Areva SA, the French maker of nuclear reactors, wants to boost safety-equipment sales as the company expects Japan to restart two-thirds of its atomic plants that were idled after the 2011 Fukushima accident.

Half a dozen reactors may restart by the end of this year in addition to the two that resumed operations in 2012, Areva Chief Executive Officer Luc Oursel said at a press conference near Paris today. “I think two-thirds of reactors will restart” within several years.

Safety authorities are reviewing each site and the work carried out by operators, Oursel said. Areva expects 200 million euros ($260 million) in orders for safety equipment and services this year, up from 150 million euros in 2012, as nuclear operators worldwide respond to demands for higher security from regulators, the CEO said.

Prime Minister Shinzo Abe told the Diet last week he will reopen Japan’s reactors, which once supplied about a third of the country’s electricity, even as the approaching second anniversary of the March 11 quake and subsequent tsunami stir memories of the worst nuclear accident in a quarter of a century.

Areva, which used to supply fuel for Japanese plants before the Fukushima accident, has since sold equipment that transforms hydrogen into water to prevent explosions in case of severe accident, Oursel said. Paris-based Areva and partner Kobe Steel Ltd. have also sold storage casks for spent fuel from the Fukushima reactors to Tokyo Electric Power Co.

“If plants restart as we hope, Japan will recoup a significant place” in Areva’s revenue, Oursel said.

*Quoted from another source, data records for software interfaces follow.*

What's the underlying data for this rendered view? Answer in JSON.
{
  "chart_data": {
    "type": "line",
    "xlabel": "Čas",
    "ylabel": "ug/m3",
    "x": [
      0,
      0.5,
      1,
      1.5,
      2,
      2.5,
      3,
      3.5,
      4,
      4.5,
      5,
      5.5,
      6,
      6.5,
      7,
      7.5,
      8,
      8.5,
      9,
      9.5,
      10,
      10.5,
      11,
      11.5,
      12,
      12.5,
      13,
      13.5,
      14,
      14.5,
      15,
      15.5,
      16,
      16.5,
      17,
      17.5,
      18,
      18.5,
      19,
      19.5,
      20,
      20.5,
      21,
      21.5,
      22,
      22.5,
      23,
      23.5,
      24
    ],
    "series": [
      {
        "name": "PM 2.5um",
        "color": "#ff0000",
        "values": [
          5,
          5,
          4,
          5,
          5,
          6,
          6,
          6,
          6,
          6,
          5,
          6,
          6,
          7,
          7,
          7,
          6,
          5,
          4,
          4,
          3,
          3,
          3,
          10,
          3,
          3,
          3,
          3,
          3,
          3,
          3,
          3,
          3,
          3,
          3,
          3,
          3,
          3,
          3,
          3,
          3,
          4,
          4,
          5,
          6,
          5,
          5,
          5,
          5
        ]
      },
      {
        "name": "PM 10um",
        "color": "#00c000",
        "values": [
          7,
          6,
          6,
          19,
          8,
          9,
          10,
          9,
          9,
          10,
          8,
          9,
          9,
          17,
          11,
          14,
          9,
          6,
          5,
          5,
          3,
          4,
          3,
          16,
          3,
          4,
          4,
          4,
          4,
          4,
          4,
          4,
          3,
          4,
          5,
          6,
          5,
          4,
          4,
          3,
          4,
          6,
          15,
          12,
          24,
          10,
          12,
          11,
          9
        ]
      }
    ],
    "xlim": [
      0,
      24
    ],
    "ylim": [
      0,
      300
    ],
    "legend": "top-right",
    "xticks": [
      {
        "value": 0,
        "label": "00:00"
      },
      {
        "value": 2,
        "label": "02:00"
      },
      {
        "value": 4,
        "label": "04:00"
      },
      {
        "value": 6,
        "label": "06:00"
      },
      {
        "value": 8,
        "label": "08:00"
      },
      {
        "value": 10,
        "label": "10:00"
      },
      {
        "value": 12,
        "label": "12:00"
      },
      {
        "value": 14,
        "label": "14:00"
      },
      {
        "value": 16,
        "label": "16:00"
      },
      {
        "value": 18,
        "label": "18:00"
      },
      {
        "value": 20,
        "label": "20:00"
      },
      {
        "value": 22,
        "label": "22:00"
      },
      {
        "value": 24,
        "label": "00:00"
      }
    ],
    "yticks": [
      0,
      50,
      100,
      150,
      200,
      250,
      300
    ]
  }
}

Altogether, Areva is working on 85 safety-enhancement projects with 42 nuclear power producers in 16 countries, Oursel said. It will also seek to help operators extend the lifetime of their plants, the CEO said.